The morning’s bright sun was so high that the slender palms lining the university walkways dispensed shade only to themselves. The fountains provided no respite from the sizzling heat, the drops evaporated almost before they hit the surrounding steps. The scorching glare lit up the concrete paths, runways for hurrying students with prospects as bright as the Arizona sun, futures bursting with possibility, potential, promise. Those with purpose studied in the library, the rest took refuge in the Student Union, where the air conditioning attempted to counter the warmth of radiant bodies but alleviated none of the sizzling friction of teenage desire. This focal point of the Arizona State University campus offered equal amounts of respite and tension between classes, depending on whether one went there to study or to party. The building was a magnet for gossip and news, a hub for events of monumental importance to no one but students absorbed by campus life.
A normal day shattered by disaster.
Everything seemed easy and carefree, the college years merely a countdown towards real life, the distant abyss whose depth could not be fathomed except by imminent graduates peering over the edge. The big issues concerned the weekend’s parties, the choice of dates or lack thereof, the chances of the football team. I was sitting in the Student Union’s cafeteria, reading the assignment for my next class when I felt a ripple of rumor and hearsay suddenly sweep through the crowd, growing into a tidal wave whose surging crest foamed with fateful words: Catastrophe! Disaster! Tragedy! Suddenly I was caught in the undertow that pulled me and everyone else towards the downstairs lounge. The big screen TV, usually ignored during the day except by soap opera junkies, had everyone mesmerized. All conversation had stopped. The silence was only interrupted by the sobs of those sitting up front. I stood on my toes to catch a glimpse and saw a burst of white smoke against an impossibly azure sky. The daytime fireworks display had fiery trails that wrenched my throat and stomach as they descended towards the ground. The crowd was riveted as the space shuttle exploded over and over and over again on CNN. I felt as if awakened from a dream, the one where enormous and unexpected disasters only exist in the distant past.

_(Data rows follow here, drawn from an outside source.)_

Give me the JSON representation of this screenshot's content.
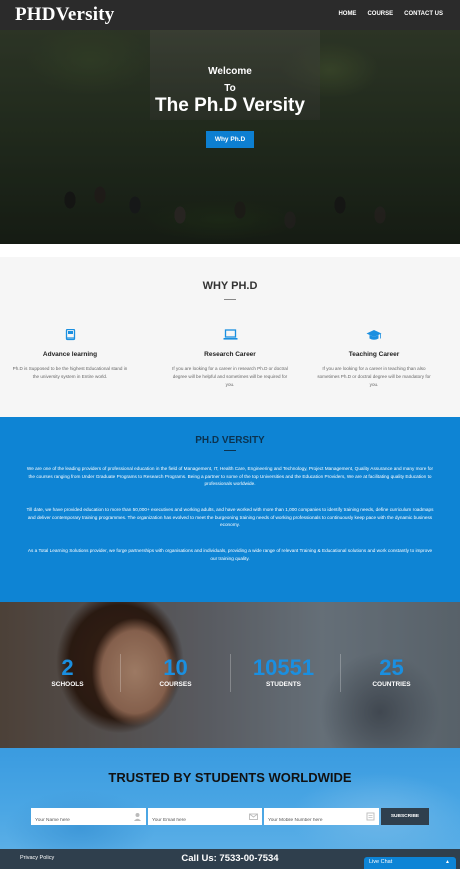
{
  "nav": {
    "logo": "PHDVersity",
    "links": [
      "HOME",
      "COURSE",
      "CONTACT US"
    ]
  },
  "hero": {
    "welcome": "Welcome",
    "to": "To",
    "title": "The Ph.D Versity",
    "button": "Why Ph.D"
  },
  "why": {
    "title": "WHY PH.D",
    "features": [
      {
        "icon": "book-icon",
        "title": "Advance learning",
        "text": "Ph.D is Supposed to be the highest Educational stand in the university system in Entire world."
      },
      {
        "icon": "laptop-icon",
        "title": "Research Career",
        "text": "If you are looking for a career in research Ph.D or doctral degree will be helpful and sometimes will be required for you."
      },
      {
        "icon": "graduation-cap-icon",
        "title": "Teaching Career",
        "text": "If you are looking for a career in teaching than also sometimes Ph.D or doctral degree will be mandatory for you."
      }
    ]
  },
  "about": {
    "title": "PH.D VERSITY",
    "paragraphs": [
      "We are one of the leading providers of professional education in the field of Management, IT, Health Care, Engineering and Technology, Project Management, Quality Assurance and many more for the courses ranging from Under Graduate Programs to Research Programs. Being a partner to some of the top Universities and the Education Providers, We are at facilitating quality Education to professionals worldwide.",
      "Till date, we have provided education to more than 50,000+ executives and working adults, and have worked with more than 1,000 companies to identify training needs, define curriculum roadmaps and deliver contemporary training programmes. The organization has evolved to meet the burgeoning training needs of working professionals to continuously keep pace with the dynamic business economy.",
      "As a Total Learning Solutions provider, we forge partnerships with organisations and individuals, providing a wide range of relevant Training & Educational solutions and work constantly to improve our training quality."
    ]
  },
  "stats": [
    {
      "number": "2",
      "label": "SCHOOLS"
    },
    {
      "number": "10",
      "label": "COURSES"
    },
    {
      "number": "10551",
      "label": "STUDENTS"
    },
    {
      "number": "25",
      "label": "COUNTRIES"
    }
  ],
  "trusted": {
    "title": "TRUSTED BY STUDENTS WORLDWIDE",
    "name_placeholder": "Your Name here",
    "email_placeholder": "Your Email here",
    "mobile_placeholder": "Your Mobile Number here",
    "subscribe": "SUBSCRIBE"
  },
  "footer": {
    "privacy": "Privacy Policy",
    "call": "Call Us: 7533-00-7534",
    "livechat": "Live Chat"
  },
  "colors": {
    "accent": "#0e84d4",
    "nav_bg": "#2b2b2b",
    "footer_bg": "#2f3f4d",
    "stat_number": "#1a8fe0"
  }
}
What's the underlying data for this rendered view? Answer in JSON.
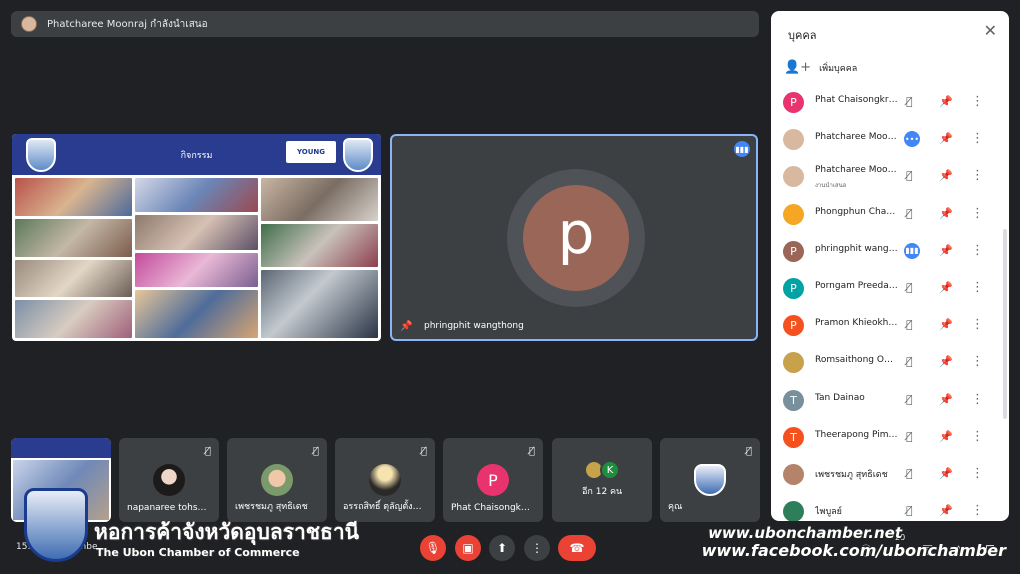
{
  "presenting_bar": {
    "text": "Phatcharee Moonraj กำลังนำเสนอ"
  },
  "slide": {
    "title": "กิจกรรม",
    "badge": "YOUNG"
  },
  "speaker": {
    "initial": "p",
    "name": "phringphit wangthong"
  },
  "filmstrip": [
    {
      "name": "napanaree tohs…",
      "initial": ""
    },
    {
      "name": "เพชรชมภู สุทธิเดช",
      "initial": ""
    },
    {
      "name": "อรรถสิทธิ์ ตุลัญตั้ง…",
      "initial": ""
    },
    {
      "name": "Phat Chaisongk…",
      "initial": "P",
      "color": "#e8336f"
    },
    {
      "name": "อีก 12 คน",
      "initial": "K"
    },
    {
      "name": "คุณ",
      "initial": ""
    }
  ],
  "meeting_code": "15:2… k-ypwi-hbe",
  "panel": {
    "title": "บุคคล",
    "add_people": "เพิ่มบุคคล",
    "people": [
      {
        "name": "Phat Chaisongkram",
        "initial": "P",
        "color": "#e8336f",
        "mic": "off",
        "sub": ""
      },
      {
        "name": "Phatcharee Moon…",
        "initial": "",
        "color": "#d9b8a0",
        "mic": "more",
        "sub": ""
      },
      {
        "name": "Phatcharee Moon…",
        "initial": "",
        "color": "#d9b8a0",
        "mic": "off",
        "sub": "งานนำเสนอ"
      },
      {
        "name": "Phongphun Chant…",
        "initial": "",
        "color": "#f5a623",
        "mic": "off",
        "sub": ""
      },
      {
        "name": "phringphit wangt…",
        "initial": "P",
        "color": "#9a6657",
        "mic": "speaking",
        "sub": ""
      },
      {
        "name": "Porngam Preedas…",
        "initial": "P",
        "color": "#00a3a3",
        "mic": "off",
        "sub": ""
      },
      {
        "name": "Pramon Khieokham",
        "initial": "P",
        "color": "#f4511e",
        "mic": "off",
        "sub": ""
      },
      {
        "name": "Romsaithong Offi…",
        "initial": "",
        "color": "#c8a24a",
        "mic": "off",
        "sub": ""
      },
      {
        "name": "Tan Dainao",
        "initial": "T",
        "color": "#78909c",
        "mic": "off",
        "sub": ""
      },
      {
        "name": "Theerapong Pimp…",
        "initial": "T",
        "color": "#f4511e",
        "mic": "off",
        "sub": ""
      },
      {
        "name": "เพชรชมภู สุทธิเดช",
        "initial": "",
        "color": "#b5826a",
        "mic": "off",
        "sub": ""
      },
      {
        "name": "ไพบูลย์",
        "initial": "",
        "color": "#2e7d5b",
        "mic": "off",
        "sub": ""
      }
    ]
  },
  "watermark": {
    "thai": "หอการค้าจังหวัดอุบลราชธานี",
    "english": "The Ubon Chamber of Commerce",
    "url1": "www.ubonchamber.net",
    "url2": "www.facebook.com/ubonchamber"
  },
  "controls": {
    "participants_count": "20"
  }
}
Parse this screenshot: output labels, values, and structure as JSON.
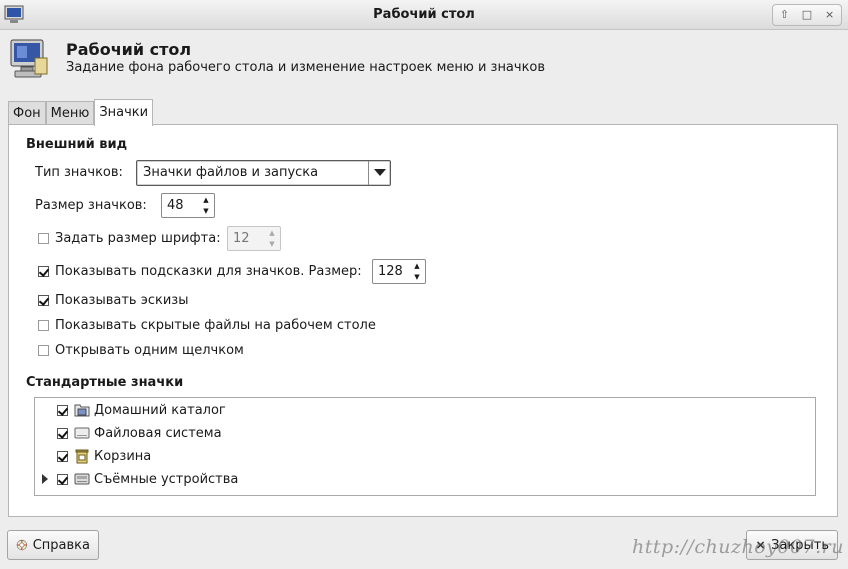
{
  "window": {
    "title": "Рабочий стол",
    "controls": {
      "up": "⇧",
      "restore": "□",
      "close": "×"
    }
  },
  "header": {
    "title": "Рабочий стол",
    "subtitle": "Задание фона рабочего стола и изменение настроек меню и значков",
    "icon": "desktop-monitor-icon"
  },
  "tabs": [
    {
      "label": "Фон",
      "active": false
    },
    {
      "label": "Меню",
      "active": false
    },
    {
      "label": "Значки",
      "active": true
    }
  ],
  "appearance": {
    "section_title": "Внешний вид",
    "icon_type_label": "Тип значков:",
    "icon_type_value": "Значки файлов и запуска",
    "icon_size_label": "Размер значков:",
    "icon_size_value": "48",
    "font_size_label": "Задать размер шрифта:",
    "font_size_checked": false,
    "font_size_value": "12",
    "tooltips_label": "Показывать подсказки для значков. Размер:",
    "tooltips_checked": true,
    "tooltips_size_value": "128",
    "thumbnails_label": "Показывать эскизы",
    "thumbnails_checked": true,
    "hidden_files_label": "Показывать скрытые файлы на рабочем столе",
    "hidden_files_checked": false,
    "single_click_label": "Открывать одним щелчком",
    "single_click_checked": false
  },
  "default_icons": {
    "section_title": "Стандартные значки",
    "items": [
      {
        "label": "Домашний каталог",
        "checked": true,
        "icon": "home-folder-icon",
        "expandable": false
      },
      {
        "label": "Файловая система",
        "checked": true,
        "icon": "drive-icon",
        "expandable": false
      },
      {
        "label": "Корзина",
        "checked": true,
        "icon": "trash-icon",
        "expandable": false
      },
      {
        "label": "Съёмные устройства",
        "checked": true,
        "icon": "removable-drive-icon",
        "expandable": true
      }
    ]
  },
  "buttons": {
    "help_label": "Справка",
    "close_label": "Закрыть"
  },
  "watermark": "http://chuzhoy007.ru"
}
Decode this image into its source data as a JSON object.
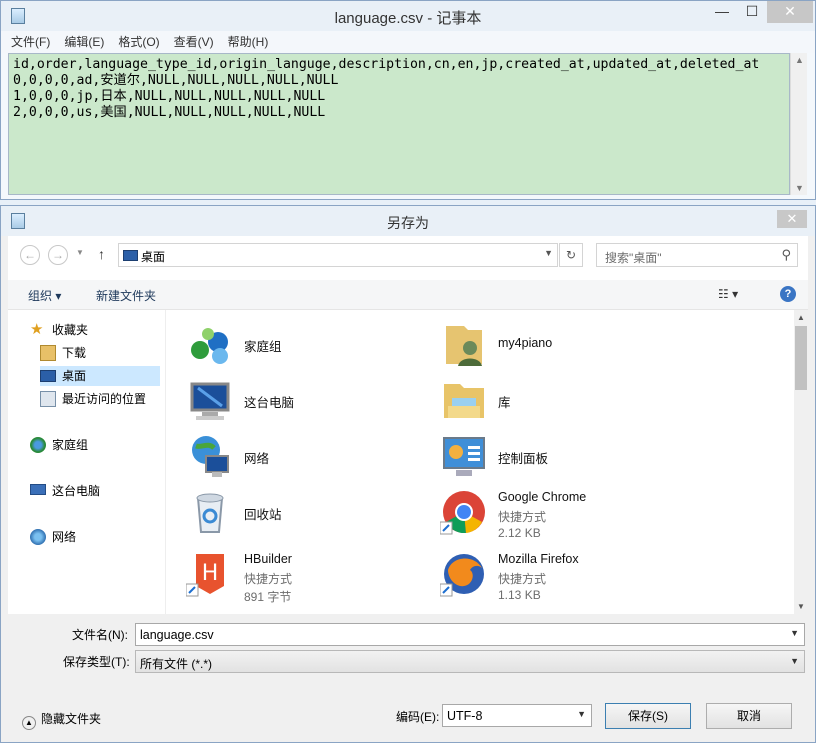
{
  "notepad": {
    "title": "language.csv - 记事本",
    "controls": {
      "minimize": "—",
      "maximize": "☐",
      "close": "✕"
    },
    "menu": [
      "文件(F)",
      "编辑(E)",
      "格式(O)",
      "查看(V)",
      "帮助(H)"
    ],
    "lines": [
      "id,order,language_type_id,origin_languge,description,cn,en,jp,created_at,updated_at,deleted_at",
      "0,0,0,0,ad,安道尔,NULL,NULL,NULL,NULL,NULL",
      "1,0,0,0,jp,日本,NULL,NULL,NULL,NULL,NULL",
      "2,0,0,0,us,美国,NULL,NULL,NULL,NULL,NULL"
    ]
  },
  "dialog": {
    "title": "另存为",
    "address": "桌面",
    "search_placeholder": "搜索\"桌面\"",
    "toolbar": {
      "organize": "组织 ▾",
      "new_folder": "新建文件夹"
    },
    "nav": [
      {
        "label": "收藏夹",
        "icon": "star-icon"
      },
      {
        "label": "下载",
        "icon": "download-folder-icon"
      },
      {
        "label": "桌面",
        "icon": "desktop-icon"
      },
      {
        "label": "最近访问的位置",
        "icon": "recent-places-icon"
      },
      {
        "label": "家庭组",
        "icon": "homegroup-icon"
      },
      {
        "label": "这台电脑",
        "icon": "computer-icon"
      },
      {
        "label": "网络",
        "icon": "network-icon"
      }
    ],
    "items": [
      {
        "name": "家庭组",
        "sub1": "",
        "sub2": ""
      },
      {
        "name": "my4piano",
        "sub1": "",
        "sub2": ""
      },
      {
        "name": "这台电脑",
        "sub1": "",
        "sub2": ""
      },
      {
        "name": "库",
        "sub1": "",
        "sub2": ""
      },
      {
        "name": "网络",
        "sub1": "",
        "sub2": ""
      },
      {
        "name": "控制面板",
        "sub1": "",
        "sub2": ""
      },
      {
        "name": "回收站",
        "sub1": "",
        "sub2": ""
      },
      {
        "name": "Google Chrome",
        "sub1": "快捷方式",
        "sub2": "2.12 KB"
      },
      {
        "name": "HBuilder",
        "sub1": "快捷方式",
        "sub2": "891 字节"
      },
      {
        "name": "Mozilla Firefox",
        "sub1": "快捷方式",
        "sub2": "1.13 KB"
      }
    ],
    "filename_label": "文件名(N):",
    "filename_value": "language.csv",
    "filetype_label": "保存类型(T):",
    "filetype_value": "所有文件  (*.*)",
    "encoding_label": "编码(E):",
    "encoding_value": "UTF-8",
    "save": "保存(S)",
    "cancel": "取消",
    "hide_folders": "隐藏文件夹"
  }
}
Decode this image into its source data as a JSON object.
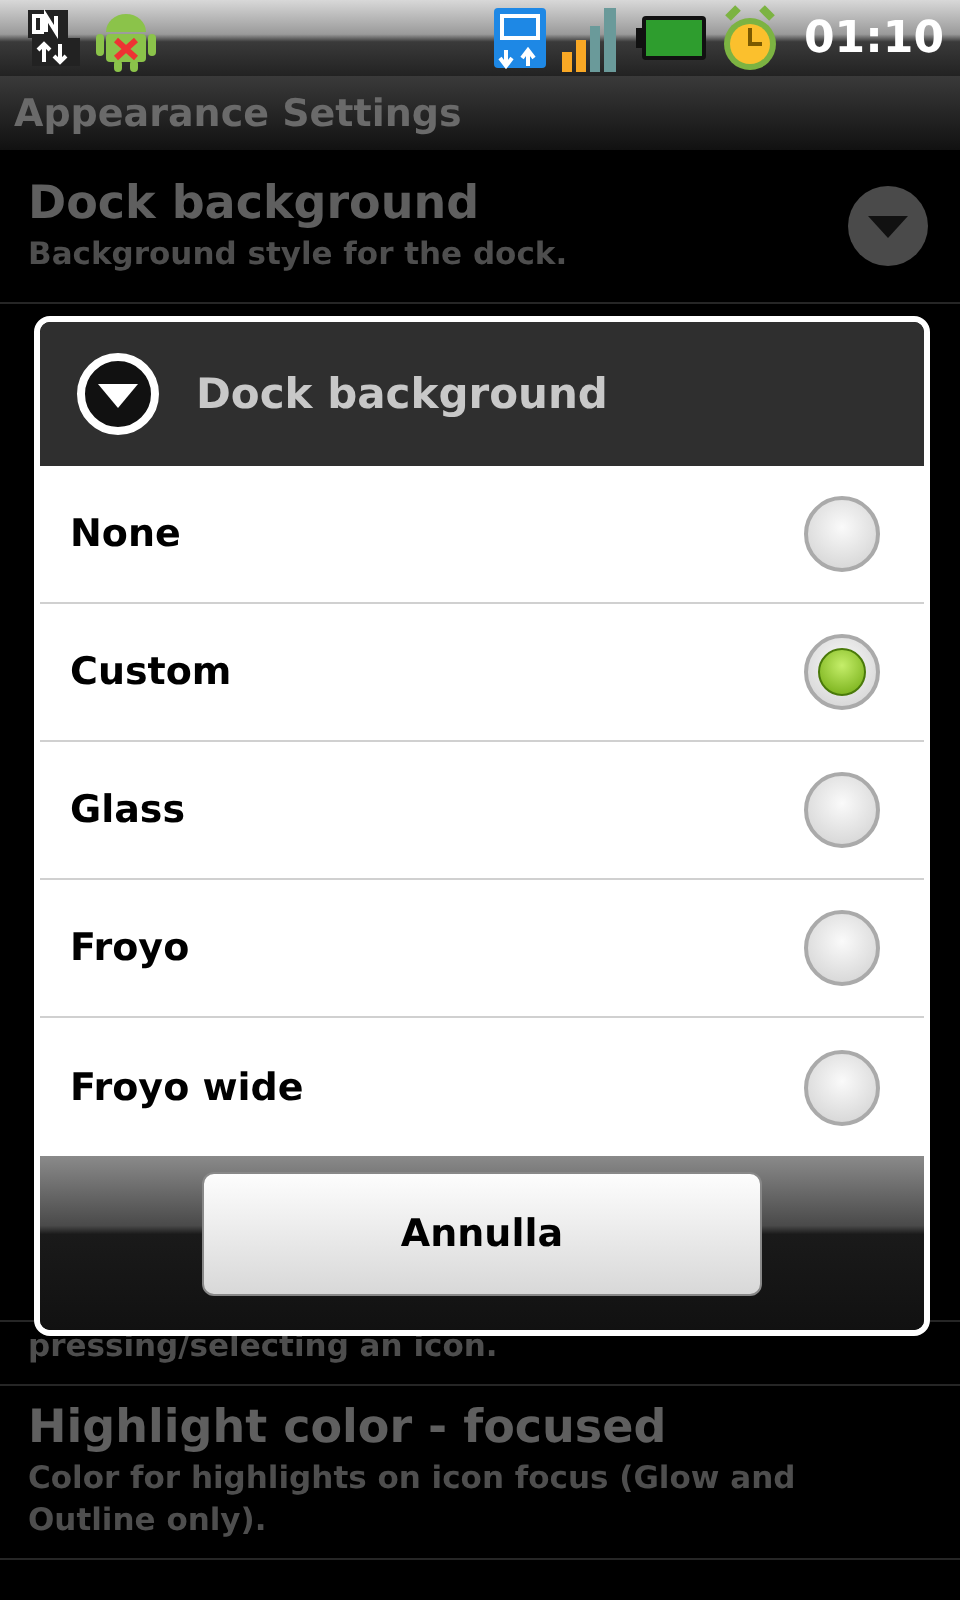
{
  "status_bar": {
    "time": "01:10"
  },
  "title_bar": {
    "title": "Appearance Settings"
  },
  "settings": [
    {
      "kind": "dropdown",
      "title": "Dock background",
      "summary": "Background style for the dock."
    },
    {
      "kind": "hidden"
    },
    {
      "kind": "tail",
      "summary": "pressing/selecting an icon."
    },
    {
      "kind": "plain",
      "title": "Highlight color - focused",
      "summary": "Color for highlights on icon focus (Glow and Outline only)."
    }
  ],
  "dialog": {
    "title": "Dock background",
    "options": [
      {
        "label": "None",
        "selected": false
      },
      {
        "label": "Custom",
        "selected": true
      },
      {
        "label": "Glass",
        "selected": false
      },
      {
        "label": "Froyo",
        "selected": false
      },
      {
        "label": "Froyo wide",
        "selected": false
      }
    ],
    "buttons": [
      "Annulla"
    ]
  }
}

Ever since I penned my first short story (a detective story) aboard a train in Germany as a 10-year-old boy, I've considered myself an aspiring writer. I still do, 40 years later. And I still enjoy the process of writing immensely, even if nobody else reads my work (but secretly I hope someone does).